Research also suggests there is an almost total lack of opportunity for students to read and study digital forms of literary work in the senior years of schooling.
It appears those lamenting the death of the classics have nothing to fear.
Why does it matter?
Given we don’t really know what students are reading in schools, and the world has continued turning on its axis, does this really matter?
On the one hand, it matters greatly. Schools have a powerful role: consecrating some stories and knowledges at the expense of others. As renowned French sociologist Pierre Bourdieu established across decades of research, schools and education systems are fundamental tools of state. They actively contribute to the production of certain types of “cultivated” people.
The inclusion and exclusion of literary works is just one way this tool operates. This cultivating has its foundations in ideas about so-called classics.
Arguing about the texts teens will read at school is a perfect example of what Emeritus Professor Bill Green calls “the representation” problem.
Since we cannot fit the entire world into the classroom, we must use the curriculum to select which forms of life to represent. Discrimination is inevitable and always political. This discrimination is evident in decision-making about which children’s picture books receive awards, just as much as controversies about narrowly selected judging panels for adult literary awards.
Adding all texts and all textual modes to school reading lists is impossible. The challenge is for teachers and other stakeholders to be honest about the current state of affairs and priorities – and to also reflect on what might be missing and in need of attention.
Australian schools have been lucky to avoid the waves of book-banning spreading the US. The most recent iteration bans African American studies and even the use of the word “gay” in classrooms.
Such bans reflect highly outdated and uninformed views about how children read and the purpose of literature in schooling.
It’s not what they read, it’s how they read
Another way to approach big questions about reading at school is to focus less on what is selected, and more on how these texts will be taught.
The conflation of literature and literacy has meant the content of school reading has contributed to an ignorance, at least outside school staff rooms and teacher training courses, of the importance of reading pedagogies: the methods of instruction teachers use when modelling and supporting reading at school.

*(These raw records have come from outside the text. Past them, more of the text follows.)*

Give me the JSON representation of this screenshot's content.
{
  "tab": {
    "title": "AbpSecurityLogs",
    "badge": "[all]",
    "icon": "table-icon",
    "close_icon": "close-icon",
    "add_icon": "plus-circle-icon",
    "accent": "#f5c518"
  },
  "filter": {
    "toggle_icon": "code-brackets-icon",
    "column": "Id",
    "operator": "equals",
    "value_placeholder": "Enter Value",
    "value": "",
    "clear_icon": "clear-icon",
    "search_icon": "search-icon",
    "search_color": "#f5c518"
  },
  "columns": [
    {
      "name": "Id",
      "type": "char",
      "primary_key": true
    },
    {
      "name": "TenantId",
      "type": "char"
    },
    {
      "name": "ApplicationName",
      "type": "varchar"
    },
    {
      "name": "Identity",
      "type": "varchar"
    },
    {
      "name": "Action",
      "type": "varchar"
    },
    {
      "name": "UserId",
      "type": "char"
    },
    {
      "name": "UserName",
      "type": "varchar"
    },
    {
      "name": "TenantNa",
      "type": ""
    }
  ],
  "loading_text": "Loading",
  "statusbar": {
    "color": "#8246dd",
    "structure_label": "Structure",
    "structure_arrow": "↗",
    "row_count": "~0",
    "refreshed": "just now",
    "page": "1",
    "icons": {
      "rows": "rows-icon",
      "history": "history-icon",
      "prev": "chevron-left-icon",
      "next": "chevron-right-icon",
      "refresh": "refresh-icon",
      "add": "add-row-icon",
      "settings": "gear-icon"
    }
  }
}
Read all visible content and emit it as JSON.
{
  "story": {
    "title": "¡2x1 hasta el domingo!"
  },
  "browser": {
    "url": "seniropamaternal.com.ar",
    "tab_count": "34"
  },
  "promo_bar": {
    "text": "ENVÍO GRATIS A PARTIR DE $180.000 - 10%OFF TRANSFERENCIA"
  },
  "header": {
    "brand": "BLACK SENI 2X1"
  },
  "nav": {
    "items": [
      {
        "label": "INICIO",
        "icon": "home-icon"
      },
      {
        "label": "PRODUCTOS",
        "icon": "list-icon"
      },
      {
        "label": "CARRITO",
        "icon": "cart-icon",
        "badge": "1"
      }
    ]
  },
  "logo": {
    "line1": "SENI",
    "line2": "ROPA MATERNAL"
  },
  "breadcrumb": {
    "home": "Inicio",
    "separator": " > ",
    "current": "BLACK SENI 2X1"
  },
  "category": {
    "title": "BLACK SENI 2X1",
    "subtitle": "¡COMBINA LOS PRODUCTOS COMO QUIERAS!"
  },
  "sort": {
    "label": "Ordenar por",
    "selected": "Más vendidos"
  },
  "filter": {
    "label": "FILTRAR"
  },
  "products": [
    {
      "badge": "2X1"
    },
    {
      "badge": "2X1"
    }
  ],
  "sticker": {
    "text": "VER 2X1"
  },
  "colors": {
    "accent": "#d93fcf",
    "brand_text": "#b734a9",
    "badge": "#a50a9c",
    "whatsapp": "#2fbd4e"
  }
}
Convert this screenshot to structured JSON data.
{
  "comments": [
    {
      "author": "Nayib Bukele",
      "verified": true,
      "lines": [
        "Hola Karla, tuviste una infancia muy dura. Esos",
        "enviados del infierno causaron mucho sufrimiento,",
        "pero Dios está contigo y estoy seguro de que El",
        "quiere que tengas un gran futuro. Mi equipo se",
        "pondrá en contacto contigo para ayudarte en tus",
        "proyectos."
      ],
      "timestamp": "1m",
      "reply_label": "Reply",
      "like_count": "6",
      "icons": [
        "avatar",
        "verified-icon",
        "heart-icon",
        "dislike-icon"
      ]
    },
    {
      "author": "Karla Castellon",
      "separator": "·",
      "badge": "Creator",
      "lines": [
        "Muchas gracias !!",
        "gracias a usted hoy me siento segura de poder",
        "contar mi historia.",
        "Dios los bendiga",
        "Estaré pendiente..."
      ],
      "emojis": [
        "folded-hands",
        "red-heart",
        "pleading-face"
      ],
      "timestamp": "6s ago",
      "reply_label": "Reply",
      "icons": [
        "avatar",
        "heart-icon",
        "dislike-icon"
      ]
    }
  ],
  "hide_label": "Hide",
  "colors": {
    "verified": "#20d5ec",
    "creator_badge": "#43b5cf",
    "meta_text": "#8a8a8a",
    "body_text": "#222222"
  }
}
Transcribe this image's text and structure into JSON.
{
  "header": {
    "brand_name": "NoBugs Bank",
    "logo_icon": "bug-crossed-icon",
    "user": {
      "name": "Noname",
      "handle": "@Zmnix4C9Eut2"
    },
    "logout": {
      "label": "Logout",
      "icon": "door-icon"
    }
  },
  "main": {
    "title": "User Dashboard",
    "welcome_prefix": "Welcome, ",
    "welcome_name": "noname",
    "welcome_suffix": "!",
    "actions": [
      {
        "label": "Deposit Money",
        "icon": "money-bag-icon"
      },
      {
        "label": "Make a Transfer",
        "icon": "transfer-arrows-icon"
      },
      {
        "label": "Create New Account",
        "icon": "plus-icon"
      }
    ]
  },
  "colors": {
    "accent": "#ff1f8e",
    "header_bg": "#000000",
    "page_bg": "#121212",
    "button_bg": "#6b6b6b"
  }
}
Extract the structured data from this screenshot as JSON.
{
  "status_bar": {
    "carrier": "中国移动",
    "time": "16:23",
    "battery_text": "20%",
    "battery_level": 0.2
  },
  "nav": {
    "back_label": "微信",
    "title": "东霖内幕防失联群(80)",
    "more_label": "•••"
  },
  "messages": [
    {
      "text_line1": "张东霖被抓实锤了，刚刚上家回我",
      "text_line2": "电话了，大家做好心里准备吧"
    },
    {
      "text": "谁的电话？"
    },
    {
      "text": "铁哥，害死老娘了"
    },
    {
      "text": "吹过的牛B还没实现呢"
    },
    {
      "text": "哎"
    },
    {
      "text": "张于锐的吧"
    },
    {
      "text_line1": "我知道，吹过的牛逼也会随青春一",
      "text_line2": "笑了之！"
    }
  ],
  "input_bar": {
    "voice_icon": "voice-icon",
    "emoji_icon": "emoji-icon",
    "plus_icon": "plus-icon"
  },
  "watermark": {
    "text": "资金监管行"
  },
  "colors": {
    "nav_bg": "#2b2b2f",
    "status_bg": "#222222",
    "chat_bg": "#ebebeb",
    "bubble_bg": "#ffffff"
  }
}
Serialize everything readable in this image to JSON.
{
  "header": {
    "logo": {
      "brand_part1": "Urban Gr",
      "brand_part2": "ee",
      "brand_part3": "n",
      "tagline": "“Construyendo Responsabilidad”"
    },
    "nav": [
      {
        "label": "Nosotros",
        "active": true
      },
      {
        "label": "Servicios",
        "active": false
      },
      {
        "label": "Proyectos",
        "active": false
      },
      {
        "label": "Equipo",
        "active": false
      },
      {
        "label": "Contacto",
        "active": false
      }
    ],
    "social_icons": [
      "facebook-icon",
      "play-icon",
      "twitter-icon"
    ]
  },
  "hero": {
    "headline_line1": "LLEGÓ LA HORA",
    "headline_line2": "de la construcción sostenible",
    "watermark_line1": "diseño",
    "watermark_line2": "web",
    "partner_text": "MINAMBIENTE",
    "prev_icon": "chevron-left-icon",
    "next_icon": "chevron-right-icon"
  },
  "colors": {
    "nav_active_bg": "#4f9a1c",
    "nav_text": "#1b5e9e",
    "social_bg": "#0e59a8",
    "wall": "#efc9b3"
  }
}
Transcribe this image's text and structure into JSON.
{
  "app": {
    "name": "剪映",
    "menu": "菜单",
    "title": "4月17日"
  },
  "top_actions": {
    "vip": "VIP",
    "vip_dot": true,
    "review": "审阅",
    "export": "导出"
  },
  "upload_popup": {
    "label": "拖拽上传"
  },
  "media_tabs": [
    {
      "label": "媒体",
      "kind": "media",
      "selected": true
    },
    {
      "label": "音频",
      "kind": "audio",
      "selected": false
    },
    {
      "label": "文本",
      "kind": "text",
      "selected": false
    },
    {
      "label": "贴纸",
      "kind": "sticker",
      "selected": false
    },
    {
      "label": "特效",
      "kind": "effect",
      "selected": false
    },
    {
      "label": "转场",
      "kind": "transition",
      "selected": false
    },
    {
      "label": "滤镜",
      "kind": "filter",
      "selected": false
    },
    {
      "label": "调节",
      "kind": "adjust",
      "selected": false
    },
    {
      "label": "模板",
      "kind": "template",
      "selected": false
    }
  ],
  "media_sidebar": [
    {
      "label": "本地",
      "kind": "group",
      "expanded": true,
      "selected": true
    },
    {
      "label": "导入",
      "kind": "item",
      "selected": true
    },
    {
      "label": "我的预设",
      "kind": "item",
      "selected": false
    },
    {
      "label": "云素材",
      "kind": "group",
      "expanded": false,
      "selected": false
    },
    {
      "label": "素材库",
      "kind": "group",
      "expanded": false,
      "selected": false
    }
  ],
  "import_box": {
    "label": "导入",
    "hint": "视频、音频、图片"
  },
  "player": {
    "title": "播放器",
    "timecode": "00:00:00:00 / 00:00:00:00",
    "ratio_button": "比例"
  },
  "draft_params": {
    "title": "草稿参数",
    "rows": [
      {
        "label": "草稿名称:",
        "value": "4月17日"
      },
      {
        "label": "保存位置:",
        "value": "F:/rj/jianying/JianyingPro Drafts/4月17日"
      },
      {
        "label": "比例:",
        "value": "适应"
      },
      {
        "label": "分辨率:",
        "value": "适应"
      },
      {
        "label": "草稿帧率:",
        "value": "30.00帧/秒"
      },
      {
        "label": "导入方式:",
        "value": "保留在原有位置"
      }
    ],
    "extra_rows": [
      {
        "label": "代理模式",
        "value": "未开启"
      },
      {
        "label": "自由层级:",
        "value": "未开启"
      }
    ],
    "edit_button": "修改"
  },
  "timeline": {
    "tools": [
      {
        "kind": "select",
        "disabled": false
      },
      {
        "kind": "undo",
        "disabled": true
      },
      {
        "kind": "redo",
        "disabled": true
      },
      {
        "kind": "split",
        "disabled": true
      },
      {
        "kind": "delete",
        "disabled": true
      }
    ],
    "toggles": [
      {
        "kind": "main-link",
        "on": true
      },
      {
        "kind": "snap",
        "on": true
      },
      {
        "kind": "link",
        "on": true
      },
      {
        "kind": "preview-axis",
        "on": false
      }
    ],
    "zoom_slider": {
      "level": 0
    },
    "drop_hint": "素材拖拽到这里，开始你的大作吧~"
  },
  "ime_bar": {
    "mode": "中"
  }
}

School reading is about much more than the recitation of details related to characters, quotes and story events. The many reading approaches a teacher can deploy makes it difficult for parents or politicians to judge the validity of a particular text selected for study.
These approaches might include, for example, reading for pleasure, reading to explore identity and questions of belonging and alienation, or reading (and writing) to understand social media and the explosion of digital culture.
Despite the failure of standardised tests like NAPLAN to improve school outcomes, and evidence we do not need high-stakes and high-stress exams to determine end-of-year scores for year 12s, the narrow forms of reading dominated by these approaches crowd out space for rich and diverse school reading.
We must be honest with each other and recognise we don’t really know whether reading literature makes us better people.
I am reminded here of Franco-American literary critic and philosopher George Steiner. He questions the idea high literacy can civilise individuals, by reminding us of those SS officers who would spend their evenings listening to Bach and Schubert and reading Goethe and Rilke, then go to work at the Auschwitz concentration camp in the mornings.
It would be wonderful if school reading could help heal us, process our emotions and develop empathy.
For now, we must put our faith in English teachers. We must trust them – without interference – to select texts for our teens. They know how literature can support the learning needs of their students better than anyone else. And they have spent their entire working lives specialising in the craft of teaching and supporting reading.